**AIM OF THE EXERCISE**
From the entries that follow, extract each line holding the string "ביינל".

(Dataset rows describing interfaces)
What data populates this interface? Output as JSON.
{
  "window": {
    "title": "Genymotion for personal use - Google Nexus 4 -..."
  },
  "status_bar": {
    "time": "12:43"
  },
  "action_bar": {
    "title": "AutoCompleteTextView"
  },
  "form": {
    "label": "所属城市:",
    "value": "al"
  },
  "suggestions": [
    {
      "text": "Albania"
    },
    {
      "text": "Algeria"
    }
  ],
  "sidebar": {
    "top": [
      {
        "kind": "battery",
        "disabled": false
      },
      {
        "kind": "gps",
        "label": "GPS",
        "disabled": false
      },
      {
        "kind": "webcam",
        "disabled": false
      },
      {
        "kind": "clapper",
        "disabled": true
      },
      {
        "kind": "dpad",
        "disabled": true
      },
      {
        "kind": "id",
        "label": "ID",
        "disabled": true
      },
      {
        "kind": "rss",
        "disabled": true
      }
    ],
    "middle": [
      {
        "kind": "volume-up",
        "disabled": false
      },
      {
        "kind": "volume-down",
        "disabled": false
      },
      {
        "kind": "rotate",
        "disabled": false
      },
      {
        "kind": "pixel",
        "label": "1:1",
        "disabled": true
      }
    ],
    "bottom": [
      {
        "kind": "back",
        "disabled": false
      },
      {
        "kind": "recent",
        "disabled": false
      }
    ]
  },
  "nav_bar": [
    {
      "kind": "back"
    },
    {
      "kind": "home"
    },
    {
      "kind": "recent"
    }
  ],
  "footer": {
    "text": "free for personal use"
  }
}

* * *

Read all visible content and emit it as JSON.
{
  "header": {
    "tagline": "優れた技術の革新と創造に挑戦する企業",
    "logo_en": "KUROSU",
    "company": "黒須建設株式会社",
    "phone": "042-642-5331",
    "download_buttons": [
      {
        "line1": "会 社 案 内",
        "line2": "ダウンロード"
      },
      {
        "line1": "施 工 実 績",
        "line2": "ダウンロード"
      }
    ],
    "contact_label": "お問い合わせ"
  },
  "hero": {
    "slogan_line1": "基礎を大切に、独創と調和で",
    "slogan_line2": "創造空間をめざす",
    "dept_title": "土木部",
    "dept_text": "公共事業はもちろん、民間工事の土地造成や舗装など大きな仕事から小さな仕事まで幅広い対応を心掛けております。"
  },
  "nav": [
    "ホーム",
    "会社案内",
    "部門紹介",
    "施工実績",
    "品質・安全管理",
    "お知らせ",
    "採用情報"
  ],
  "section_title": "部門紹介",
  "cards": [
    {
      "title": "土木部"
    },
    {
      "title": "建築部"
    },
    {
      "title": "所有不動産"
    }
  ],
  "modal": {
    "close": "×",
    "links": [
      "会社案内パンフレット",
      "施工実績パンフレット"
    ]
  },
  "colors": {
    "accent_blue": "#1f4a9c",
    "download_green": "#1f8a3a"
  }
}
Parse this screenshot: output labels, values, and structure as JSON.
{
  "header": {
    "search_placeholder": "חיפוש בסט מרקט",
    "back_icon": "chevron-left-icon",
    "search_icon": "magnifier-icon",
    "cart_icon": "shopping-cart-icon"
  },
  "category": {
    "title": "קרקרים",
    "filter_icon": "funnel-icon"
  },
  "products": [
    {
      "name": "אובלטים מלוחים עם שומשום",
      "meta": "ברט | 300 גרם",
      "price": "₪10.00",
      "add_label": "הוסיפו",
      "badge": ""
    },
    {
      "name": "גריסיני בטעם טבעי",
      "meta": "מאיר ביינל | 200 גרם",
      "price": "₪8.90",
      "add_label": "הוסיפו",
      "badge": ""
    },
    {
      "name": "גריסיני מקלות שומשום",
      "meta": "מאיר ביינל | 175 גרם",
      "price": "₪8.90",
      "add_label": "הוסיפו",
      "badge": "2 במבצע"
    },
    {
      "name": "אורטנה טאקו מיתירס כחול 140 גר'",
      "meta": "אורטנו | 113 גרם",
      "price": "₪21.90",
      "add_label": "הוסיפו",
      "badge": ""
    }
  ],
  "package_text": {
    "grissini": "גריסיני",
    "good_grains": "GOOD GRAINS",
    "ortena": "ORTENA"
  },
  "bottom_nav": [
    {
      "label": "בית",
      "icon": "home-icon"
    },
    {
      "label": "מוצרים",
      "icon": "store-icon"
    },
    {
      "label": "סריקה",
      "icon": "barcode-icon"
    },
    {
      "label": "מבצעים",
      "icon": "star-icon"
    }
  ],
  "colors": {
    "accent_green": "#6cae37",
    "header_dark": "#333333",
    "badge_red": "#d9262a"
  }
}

**SOLUTION TO THIS EXERCISE**
      "meta": "מאיר ביינל | 200 גרם",
      "meta": "מאיר ביינל | 175 גרם",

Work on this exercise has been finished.